INSTRUCTIONS TO FOLLOW:
From the records below, return every line containing the word "label".

BEGIN

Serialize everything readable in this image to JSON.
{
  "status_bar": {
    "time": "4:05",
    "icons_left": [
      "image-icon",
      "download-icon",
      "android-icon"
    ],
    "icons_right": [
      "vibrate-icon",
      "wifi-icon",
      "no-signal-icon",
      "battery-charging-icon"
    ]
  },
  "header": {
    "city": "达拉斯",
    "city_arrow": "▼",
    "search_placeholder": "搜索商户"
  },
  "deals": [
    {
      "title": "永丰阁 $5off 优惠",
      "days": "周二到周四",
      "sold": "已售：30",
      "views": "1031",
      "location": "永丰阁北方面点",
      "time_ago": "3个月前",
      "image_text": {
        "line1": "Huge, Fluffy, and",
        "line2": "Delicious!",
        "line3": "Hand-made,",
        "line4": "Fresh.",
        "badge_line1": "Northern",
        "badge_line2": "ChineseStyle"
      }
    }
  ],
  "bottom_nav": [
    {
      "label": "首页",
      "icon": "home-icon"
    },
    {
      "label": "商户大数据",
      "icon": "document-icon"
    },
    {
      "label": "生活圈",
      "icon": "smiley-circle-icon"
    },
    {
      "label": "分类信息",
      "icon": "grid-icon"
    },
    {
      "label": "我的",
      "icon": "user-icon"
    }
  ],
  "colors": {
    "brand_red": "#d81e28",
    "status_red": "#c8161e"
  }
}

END

EXERCISE OUTPUT:
      "label": "首页",
      "label": "商户大数据",
      "label": "生活圈",
      "label": "分类信息",
      "label": "我的",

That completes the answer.